Yet, at the same time, I am grieved that in many places in the church, that is not reality. I’m grieved that not only are there incredibly gifted women who have no place to use their gifts in the church, but I’m grieved by what those churches are missing out on. The women in our churches have much more to contribute than just a perspective on “female specific topics”, and many churches are missing that. I’m grieved as I read the stories of women who feel silenced, oppressed and not valued in the churches that they love. 

So, to my friends who lead churches where there are incredibly gifted women who don’t fit into the narrow roles that you have defined as acceptable for them. As you find yourself in battles as they try use their gifts, and you don’t have a place for them…Send them my way. We have a church full of strong, capable women serving and using their gifts, but I could always use even more role models for my daughter. I don’t know that I have a better answer than that. I can’t change your church, but I can keep making sure that there is space in the one I lead for people to serve with the gifts God has given them, regardless of gender. 

What Makes it a Church?

I was driving with Allison not long ago when we came across a church that had a sign to attract people to come to this particular church. Although it was worded much more eloquently, the sign essentially said, “Don’t like that contemporary music at your current church, then come to ours – we’re doing it the way that you got used to 50 years ago”. Again, they said it in a much nicer way than that, but that was it’s essence.

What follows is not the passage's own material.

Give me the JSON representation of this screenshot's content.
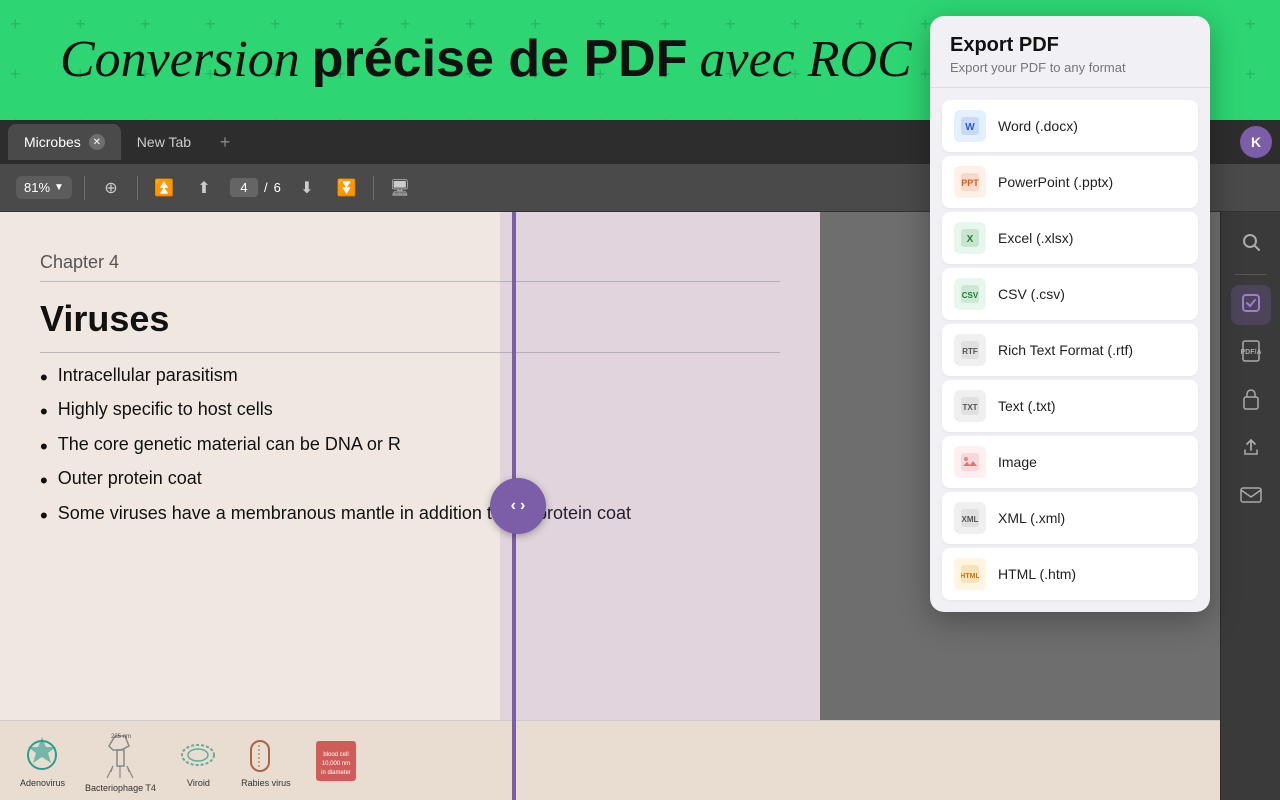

It got me thinking about churches that I know of that actually aren’t doing anything to reach people far from God, but instead have gotten really good at collecting disgruntled believers from other churches. Most churches are good at hiding that, by having something in their mission statement about reaching unbelievers or something like that, but their reality hasn’t reflected actually doing that in 30 years. At least this one church was being honest about what they’re doing – trying to connect with Christians who are looking to leave their church.

All this led me to ponder out loud – can those churches actually be defined as a church? Isn’t one of the core, defining characteristics of what makes a church, a church, that it actively lives out the mission of Jesus? Would the New Testament call it a church if it wasn’t doing that? Is it a church because they read the Bible and sing some songs? Is it a church because the name on their sign says so?

As we move forward on seeing 50 churches planted in the next 5 years, one of our expectations is that we would be seeing new churches help people discover faith in Jesus. Shouldn’t our expectation be the same for the long established churches as well? And if they aren’t, what should we call them if they’re missing one of the essential defining characteristics of what it means to be a church?

What is it that makes a church, a church?